Since the UQ Health Care nurse practitioner model of care was introduced at Aveo Durack the number of aged care residents admitted to hospital has significantly decreased.

UQ Health Care Chief Executive Officer Darryl Grundy said a nurse practitioner available full time on site has enabled residents’ medical requirements to be attended to more rapidly and in many instances treated on-site.

“Previously residents may have been more likely to be admitted to hospital or sent to the emergency department in an ambulance which can be traumatic and potentially detrimental to residents’ health,” Mr Grundy said.

A nurse practitioner is a registered nurse educated and authorised to function autonomously and collaboratively in an advanced and extended clinical role.

Nurse practitioners are qualified to treat certain medical conditions without the direct supervision of a general practitioner, and are able to order pathology and radiology tests and prescribe medications.

UQ Health Care Nurse Practitioner and UQ School of Nursing and Midwifery alumna, Julie-Anne Whittaker has been welcomed by the general practitioners, multidisciplinary teams and residents she works with at Aveo Durack.

“Nursing staff have commented they are pleased I am available anytime for them to discuss issues around resident care and residents have been lovely to work with as I am always greeted with a friendly smile as I enter their rooms,” Ms Whittaker said.
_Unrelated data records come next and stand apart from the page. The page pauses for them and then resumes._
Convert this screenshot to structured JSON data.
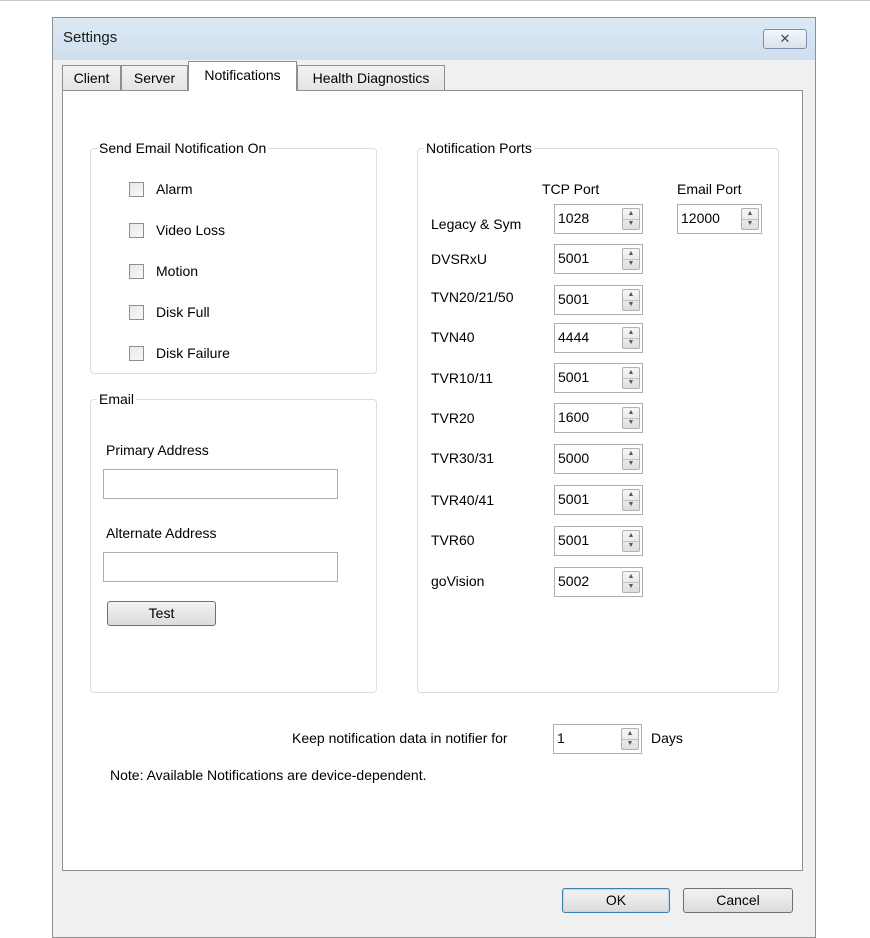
{
  "window": {
    "title": "Settings",
    "close_glyph": "✕"
  },
  "tabs": [
    {
      "label": "Client",
      "active": false
    },
    {
      "label": "Server",
      "active": false
    },
    {
      "label": "Notifications",
      "active": true
    },
    {
      "label": "Health Diagnostics",
      "active": false
    }
  ],
  "send_email": {
    "legend": "Send Email Notification On",
    "items": [
      {
        "label": "Alarm",
        "checked": false
      },
      {
        "label": "Video Loss",
        "checked": false
      },
      {
        "label": "Motion",
        "checked": false
      },
      {
        "label": "Disk Full",
        "checked": false
      },
      {
        "label": "Disk Failure",
        "checked": false
      }
    ]
  },
  "email": {
    "legend": "Email",
    "primary_label": "Primary Address",
    "primary_value": "",
    "alternate_label": "Alternate Address",
    "alternate_value": "",
    "test_label": "Test"
  },
  "ports": {
    "legend": "Notification Ports",
    "tcp_header": "TCP Port",
    "email_header": "Email Port",
    "rows": [
      {
        "label": "Legacy & Sym",
        "tcp": "1028",
        "email": "12000"
      },
      {
        "label": "DVSRxU",
        "tcp": "5001"
      },
      {
        "label": "TVN20/21/50",
        "tcp": "5001"
      },
      {
        "label": "TVN40",
        "tcp": "4444"
      },
      {
        "label": "TVR10/11",
        "tcp": "5001"
      },
      {
        "label": "TVR20",
        "tcp": "1600"
      },
      {
        "label": "TVR30/31",
        "tcp": "5000"
      },
      {
        "label": "TVR40/41",
        "tcp": "5001"
      },
      {
        "label": "TVR60",
        "tcp": "5001"
      },
      {
        "label": "goVision",
        "tcp": "5002"
      }
    ]
  },
  "keep": {
    "prefix": "Keep notification data in notifier for",
    "value": "1",
    "suffix": "Days"
  },
  "note": "Note:  Available Notifications are device-dependent.",
  "footer": {
    "ok_label": "OK",
    "cancel_label": "Cancel"
  }
}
“A typical day includes visiting residents with acute health concerns and prescribing a treatment plan, reviewing residents who have been unwell to ensure they are responding to treatment, reviewing healthy residents monthly as part of a general check-up and arranging geriatrician reviews via telehealth.

“Providing end of life care to residents is an important part of my role to ensure they remain comfortable and family are supported during this difficult time.”

The types of conditions Ms Whittaker treats include a wide variety of both acute and chronic health conditions.

Aveo Group Executive General Manager, Integrated Retirement Communities Jason Eldering said this new model of integrated care has proven to be very beneficial.

“Having a nurse practitioner on the healthcare team has provided residents with personalised medical care, proactive chronic disease management, and ongoing access to preventive health measures resulting in improved well-being,” Mr Eldering said.

“We have been extremely pleased with the professional and caring healthcare service that the UQ Health Care nurse practitioner has provided to residents.”

Enquiries: UQ Health Care Communications, Kirsten O’Leary,